With more and more interactive, AR, VR and immersive media applications becoming available for second year students to experiment and create work with ... the entrance point to immersive media has become more accessible than ever before.

Within interdisciplinary contexts, creativity and storytelling can be identified as a catalyst to give research projects novel impulses and directions.  For example, working as part of an interdisciplinary team for the Pasifika Youth workshops, I developed a framework for mobile storytelling and 360° videos to promote wellbeing in Pacific Youth in New Zealand/Aotearoa. Recently, I also contributed to a research project commissioned by Telstra, which demonstrated how storytelling can be utilised to increase participation among senior citizens, who according to the Digital Inclusion Index represent the most disconnected part of society (youtube.com/watch?v=n4ggq78XuzU ). 

With more and more interactive, AR, VR and immersive media applications becoming available for second year students to experiment and create work with, i.e. working with Premiere Pro to edit 360° videos or with the recently announced Adobe Aero, which will allow the development of AR projects, the entrance point to immersive media has become more accessible than ever before. At the recent ASPERA conference (Australian Screen Production Education & Research Association) a panel on VR in the classroom illustrated that great classroom and studio sessions are inspired by Creative Arts research.

The experimentation and engagement with immersive media and novel frameworks to refine aesthetic choices and creative approaches to any given changes or challenges in the creative industries and beyond are thus becoming our currency and day-to-day business. Students, as much as researchers, need spaces for blue-sky thinking, speculative futures and opportunities to contribute towards defining creative innovation. The knowledge gained from aesthetic explorations influences the emerging screen languages that are currently showcased at international film festivals, community screenings and galleries as much as in the online environment(s). Providing students pathways for building networks (on and offline) in an international context and gain confidence to explore international opportunities is another key element. Most students have LA and London on their radar, but there are various opportunities for creative content and screen producers in a number of parts in the world. 
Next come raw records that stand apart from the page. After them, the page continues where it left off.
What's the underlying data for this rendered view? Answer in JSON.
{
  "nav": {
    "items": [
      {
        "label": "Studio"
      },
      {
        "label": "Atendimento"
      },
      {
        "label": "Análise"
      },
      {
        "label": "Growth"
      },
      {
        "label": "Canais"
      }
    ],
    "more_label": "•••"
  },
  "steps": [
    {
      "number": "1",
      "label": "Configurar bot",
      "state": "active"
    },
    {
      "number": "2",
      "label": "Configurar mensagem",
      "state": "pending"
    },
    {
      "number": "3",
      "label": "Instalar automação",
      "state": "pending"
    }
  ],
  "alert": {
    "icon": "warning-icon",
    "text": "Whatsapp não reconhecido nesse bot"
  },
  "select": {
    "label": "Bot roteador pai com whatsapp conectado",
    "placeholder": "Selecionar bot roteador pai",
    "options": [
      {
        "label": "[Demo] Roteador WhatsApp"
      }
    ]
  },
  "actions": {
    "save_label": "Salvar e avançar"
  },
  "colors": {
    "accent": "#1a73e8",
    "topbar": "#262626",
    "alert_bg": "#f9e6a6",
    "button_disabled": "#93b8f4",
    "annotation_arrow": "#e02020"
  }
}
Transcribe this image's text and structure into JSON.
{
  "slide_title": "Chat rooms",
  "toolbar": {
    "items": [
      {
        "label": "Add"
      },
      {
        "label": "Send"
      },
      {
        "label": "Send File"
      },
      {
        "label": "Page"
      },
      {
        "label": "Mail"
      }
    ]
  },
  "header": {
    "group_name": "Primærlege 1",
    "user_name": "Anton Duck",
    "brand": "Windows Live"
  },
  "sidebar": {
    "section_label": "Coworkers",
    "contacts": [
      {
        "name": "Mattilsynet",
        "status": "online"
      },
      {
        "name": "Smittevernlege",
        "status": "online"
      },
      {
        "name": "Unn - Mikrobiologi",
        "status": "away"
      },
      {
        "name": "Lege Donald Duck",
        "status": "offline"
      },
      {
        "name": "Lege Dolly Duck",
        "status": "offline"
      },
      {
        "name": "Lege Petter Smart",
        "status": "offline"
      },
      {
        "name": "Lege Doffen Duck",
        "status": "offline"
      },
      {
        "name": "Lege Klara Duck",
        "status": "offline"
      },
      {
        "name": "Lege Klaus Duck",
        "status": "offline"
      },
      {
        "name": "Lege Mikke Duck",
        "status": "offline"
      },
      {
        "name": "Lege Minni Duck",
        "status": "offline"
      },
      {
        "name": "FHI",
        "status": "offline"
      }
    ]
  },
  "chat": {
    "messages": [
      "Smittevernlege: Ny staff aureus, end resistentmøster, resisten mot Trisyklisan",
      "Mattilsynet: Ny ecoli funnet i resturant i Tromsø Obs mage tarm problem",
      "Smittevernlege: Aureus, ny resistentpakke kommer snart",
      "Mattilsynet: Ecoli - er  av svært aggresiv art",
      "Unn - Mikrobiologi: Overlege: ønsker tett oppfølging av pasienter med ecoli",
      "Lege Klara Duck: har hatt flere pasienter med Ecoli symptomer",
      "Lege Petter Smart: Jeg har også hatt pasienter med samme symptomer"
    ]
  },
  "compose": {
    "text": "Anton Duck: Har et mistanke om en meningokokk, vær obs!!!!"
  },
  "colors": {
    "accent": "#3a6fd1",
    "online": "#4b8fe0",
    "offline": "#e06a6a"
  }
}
As graduates, students and researchers continue to produce content for the creative industries and other sectors and represent some of the dynamic and disruptive developments in the film, TV and digital media industry, there has never been a better time for emerging Filmmakers, Screen Producers and Creatives.


 Max Schleser (B.A. Hons, M.A., Ph.D.) is Senior Lecturer in Film and Television at Swinburne University of Technology (Melbourne, Australia), Adobe Education Leader, Co-Founder of the Mobile Innovation Network & Association (www.mina.pro) and Screening Director of the International Mobile Innovation Screening & Festival. Max’s research expertise are Immersive Media and Creative Arts 4.0 with a focus on Cinematic VR and interactive filmmaking. His research explores Screen Production, Emerging Media and Smartphone Filmmaking for community engagement, creative transformation and transmedia storytelling. Max’s experimental films, moving-image arts and cinematic VR projects are screened at film festivals and exhibited in galleries and museums (www.schleser.nz). His community engaged documentaries are broadcasted on TV and online (https://www.behance.net/maxschleser).